* **WHAT YOU HAVE TO DO**
Taking the records below, count the lines in which "Mode" appears and supply only the count.

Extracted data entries
------------------------------------------------------------------------
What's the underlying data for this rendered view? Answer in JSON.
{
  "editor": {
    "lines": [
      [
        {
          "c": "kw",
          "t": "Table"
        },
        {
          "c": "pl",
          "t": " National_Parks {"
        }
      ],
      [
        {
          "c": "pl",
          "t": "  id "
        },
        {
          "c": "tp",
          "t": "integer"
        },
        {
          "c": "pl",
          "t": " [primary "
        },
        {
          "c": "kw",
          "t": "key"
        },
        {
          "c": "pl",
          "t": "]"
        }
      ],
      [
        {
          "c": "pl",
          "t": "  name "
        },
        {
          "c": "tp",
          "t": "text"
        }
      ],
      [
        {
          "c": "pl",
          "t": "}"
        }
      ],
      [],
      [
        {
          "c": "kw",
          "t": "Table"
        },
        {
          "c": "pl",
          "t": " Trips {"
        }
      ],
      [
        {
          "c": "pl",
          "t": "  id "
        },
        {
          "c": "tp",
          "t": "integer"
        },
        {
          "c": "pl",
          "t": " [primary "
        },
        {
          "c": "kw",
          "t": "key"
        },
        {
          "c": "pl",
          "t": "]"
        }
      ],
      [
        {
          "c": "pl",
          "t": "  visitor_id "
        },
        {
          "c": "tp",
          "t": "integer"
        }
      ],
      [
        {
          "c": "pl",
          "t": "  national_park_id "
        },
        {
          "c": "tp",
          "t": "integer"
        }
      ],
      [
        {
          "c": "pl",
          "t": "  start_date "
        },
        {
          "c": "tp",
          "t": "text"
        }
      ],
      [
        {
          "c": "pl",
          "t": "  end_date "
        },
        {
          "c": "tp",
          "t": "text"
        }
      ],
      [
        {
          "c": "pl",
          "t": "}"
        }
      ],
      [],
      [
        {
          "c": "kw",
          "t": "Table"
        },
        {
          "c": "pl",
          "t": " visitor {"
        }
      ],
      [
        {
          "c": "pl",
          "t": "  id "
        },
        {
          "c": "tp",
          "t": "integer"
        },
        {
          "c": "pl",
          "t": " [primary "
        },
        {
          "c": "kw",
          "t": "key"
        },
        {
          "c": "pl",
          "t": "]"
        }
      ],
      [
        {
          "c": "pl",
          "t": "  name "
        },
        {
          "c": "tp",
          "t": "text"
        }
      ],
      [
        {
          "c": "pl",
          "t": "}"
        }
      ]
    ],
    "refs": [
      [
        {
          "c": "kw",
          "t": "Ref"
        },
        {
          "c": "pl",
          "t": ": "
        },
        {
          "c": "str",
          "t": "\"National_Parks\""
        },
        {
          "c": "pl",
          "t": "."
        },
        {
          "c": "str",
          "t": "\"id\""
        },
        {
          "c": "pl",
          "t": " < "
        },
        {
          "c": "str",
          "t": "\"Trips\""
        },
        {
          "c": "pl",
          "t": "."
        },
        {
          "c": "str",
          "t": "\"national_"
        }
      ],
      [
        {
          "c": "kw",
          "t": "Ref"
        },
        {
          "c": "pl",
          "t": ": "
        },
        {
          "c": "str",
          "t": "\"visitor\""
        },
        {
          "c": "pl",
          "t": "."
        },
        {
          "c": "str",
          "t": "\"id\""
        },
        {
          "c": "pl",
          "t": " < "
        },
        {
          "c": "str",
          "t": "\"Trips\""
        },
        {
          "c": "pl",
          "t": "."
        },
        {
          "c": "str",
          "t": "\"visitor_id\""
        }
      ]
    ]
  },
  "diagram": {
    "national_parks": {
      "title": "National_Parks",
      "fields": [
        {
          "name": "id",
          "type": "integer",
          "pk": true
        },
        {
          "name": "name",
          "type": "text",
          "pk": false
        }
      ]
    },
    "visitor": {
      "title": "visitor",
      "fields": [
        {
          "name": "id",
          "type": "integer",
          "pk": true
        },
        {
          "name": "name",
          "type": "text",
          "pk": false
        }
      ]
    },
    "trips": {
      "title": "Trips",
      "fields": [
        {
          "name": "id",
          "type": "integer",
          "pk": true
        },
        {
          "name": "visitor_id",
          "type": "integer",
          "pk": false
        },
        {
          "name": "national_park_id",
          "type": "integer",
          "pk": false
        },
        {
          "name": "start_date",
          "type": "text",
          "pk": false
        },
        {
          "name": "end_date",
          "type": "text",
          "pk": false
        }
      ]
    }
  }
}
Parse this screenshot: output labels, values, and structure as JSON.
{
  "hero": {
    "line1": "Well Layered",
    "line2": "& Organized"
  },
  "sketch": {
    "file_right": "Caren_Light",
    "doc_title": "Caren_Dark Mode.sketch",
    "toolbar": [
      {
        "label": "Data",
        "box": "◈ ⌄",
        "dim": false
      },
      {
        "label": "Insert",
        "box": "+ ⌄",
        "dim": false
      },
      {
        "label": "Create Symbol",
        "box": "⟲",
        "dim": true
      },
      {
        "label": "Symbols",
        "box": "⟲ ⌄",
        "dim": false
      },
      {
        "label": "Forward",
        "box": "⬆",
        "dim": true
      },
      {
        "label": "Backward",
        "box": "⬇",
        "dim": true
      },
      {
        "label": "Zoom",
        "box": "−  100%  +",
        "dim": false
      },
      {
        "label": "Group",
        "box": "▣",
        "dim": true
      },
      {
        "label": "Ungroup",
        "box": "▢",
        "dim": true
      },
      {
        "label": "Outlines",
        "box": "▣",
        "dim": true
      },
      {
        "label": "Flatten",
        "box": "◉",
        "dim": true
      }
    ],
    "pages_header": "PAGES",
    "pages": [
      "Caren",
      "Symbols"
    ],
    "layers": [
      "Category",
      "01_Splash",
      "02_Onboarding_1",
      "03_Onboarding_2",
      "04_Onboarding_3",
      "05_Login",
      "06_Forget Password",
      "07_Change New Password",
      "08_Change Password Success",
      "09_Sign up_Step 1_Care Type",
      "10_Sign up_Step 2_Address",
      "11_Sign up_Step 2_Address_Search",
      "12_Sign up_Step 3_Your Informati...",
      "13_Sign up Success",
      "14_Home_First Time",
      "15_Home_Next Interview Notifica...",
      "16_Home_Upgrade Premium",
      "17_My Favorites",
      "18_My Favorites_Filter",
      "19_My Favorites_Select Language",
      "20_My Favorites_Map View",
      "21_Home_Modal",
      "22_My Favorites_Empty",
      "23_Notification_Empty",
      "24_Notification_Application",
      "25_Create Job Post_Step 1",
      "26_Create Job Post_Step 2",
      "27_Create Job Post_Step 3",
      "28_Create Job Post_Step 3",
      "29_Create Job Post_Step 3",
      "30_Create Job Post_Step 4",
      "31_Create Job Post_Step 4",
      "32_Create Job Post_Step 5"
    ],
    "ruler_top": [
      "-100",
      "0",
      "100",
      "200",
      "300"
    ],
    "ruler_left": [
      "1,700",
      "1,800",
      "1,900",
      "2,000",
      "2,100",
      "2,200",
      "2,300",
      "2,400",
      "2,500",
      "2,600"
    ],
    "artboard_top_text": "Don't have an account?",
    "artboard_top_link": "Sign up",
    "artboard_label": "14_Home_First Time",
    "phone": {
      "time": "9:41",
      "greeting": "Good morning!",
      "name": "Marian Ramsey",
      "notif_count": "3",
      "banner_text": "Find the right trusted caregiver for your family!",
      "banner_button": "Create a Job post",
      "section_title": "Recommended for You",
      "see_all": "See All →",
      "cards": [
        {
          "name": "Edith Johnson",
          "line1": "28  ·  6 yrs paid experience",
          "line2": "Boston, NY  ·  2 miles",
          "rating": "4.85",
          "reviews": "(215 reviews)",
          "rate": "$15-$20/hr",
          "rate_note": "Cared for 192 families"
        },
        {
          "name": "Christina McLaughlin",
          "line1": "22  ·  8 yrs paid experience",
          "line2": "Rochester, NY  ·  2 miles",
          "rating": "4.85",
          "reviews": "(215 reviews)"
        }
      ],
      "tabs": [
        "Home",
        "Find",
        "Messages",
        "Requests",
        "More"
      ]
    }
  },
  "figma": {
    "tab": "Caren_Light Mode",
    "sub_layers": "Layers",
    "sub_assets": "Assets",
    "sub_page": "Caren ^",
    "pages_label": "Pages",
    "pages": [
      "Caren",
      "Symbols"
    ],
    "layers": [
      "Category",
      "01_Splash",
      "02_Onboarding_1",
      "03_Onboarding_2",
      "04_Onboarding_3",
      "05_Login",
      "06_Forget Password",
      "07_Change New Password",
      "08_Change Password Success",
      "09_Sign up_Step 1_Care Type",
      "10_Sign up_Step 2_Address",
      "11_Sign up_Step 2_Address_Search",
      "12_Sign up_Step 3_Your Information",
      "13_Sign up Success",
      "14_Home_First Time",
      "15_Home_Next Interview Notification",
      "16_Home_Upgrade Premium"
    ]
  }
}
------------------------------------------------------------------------
* **RESULT**
2